_Task goal_. All lines from the one with "Transcribe this image's" through the final line of the records below must be written out exactly, with no other text.

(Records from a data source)
───

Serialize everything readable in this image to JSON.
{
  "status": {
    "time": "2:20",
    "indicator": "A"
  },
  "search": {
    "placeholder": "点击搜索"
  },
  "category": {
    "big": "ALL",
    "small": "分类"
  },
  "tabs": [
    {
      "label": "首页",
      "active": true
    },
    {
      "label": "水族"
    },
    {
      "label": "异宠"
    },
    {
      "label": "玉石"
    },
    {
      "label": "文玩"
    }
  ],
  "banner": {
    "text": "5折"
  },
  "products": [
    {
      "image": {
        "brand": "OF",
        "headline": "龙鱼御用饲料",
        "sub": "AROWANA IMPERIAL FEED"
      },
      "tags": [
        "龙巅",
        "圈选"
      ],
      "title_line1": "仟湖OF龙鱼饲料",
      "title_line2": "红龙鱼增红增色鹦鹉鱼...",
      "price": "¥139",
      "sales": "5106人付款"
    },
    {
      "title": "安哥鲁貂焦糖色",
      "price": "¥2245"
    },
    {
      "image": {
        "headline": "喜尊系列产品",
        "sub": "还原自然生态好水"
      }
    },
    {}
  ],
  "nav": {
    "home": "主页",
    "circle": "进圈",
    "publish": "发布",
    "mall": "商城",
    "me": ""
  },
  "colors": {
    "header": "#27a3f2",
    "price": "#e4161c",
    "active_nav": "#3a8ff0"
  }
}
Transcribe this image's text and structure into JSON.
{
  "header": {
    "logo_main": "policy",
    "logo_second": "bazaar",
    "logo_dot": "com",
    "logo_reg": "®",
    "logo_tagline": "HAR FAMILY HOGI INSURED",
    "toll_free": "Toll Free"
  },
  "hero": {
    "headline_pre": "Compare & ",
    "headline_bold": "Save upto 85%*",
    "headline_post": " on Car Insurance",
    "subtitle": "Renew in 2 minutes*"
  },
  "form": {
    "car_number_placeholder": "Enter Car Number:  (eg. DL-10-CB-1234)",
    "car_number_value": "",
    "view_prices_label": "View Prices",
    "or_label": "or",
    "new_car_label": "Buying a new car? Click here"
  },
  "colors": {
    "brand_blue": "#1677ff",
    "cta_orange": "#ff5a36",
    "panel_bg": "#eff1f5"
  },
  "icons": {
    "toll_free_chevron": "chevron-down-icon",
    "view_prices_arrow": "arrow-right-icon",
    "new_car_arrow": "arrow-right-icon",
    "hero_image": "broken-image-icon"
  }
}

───

_Answer section_.
Transcribe this image's text and structure into JSON.
{
  "header": {
    "logo_main": "policy",
    "logo_second": "bazaar",
    "logo_dot": "com",
    "logo_reg": "®",
    "logo_tagline": "HAR FAMILY HOGI INSURED",
    "toll_free": "Toll Free"
  },
  "hero": {
    "headline_pre": "Compare & ",
    "headline_bold": "Save upto 85%*",
    "headline_post": " on Car Insurance",
    "subtitle": "Renew in 2 minutes*"
  },
  "form": {
    "car_number_placeholder": "Enter Car Number:  (eg. DL-10-CB-1234)",
    "car_number_value": "",
    "view_prices_label": "View Prices",
    "or_label": "or",
    "new_car_label": "Buying a new car? Click here"
  },
  "colors": {
    "brand_blue": "#1677ff",
    "cta_orange": "#ff5a36",
    "panel_bg": "#eff1f5"
  },
  "icons": {
    "toll_free_chevron": "chevron-down-icon",
    "view_prices_arrow": "arrow-right-icon",
    "new_car_arrow": "arrow-right-icon",
    "hero_image": "broken-image-icon"
  }
}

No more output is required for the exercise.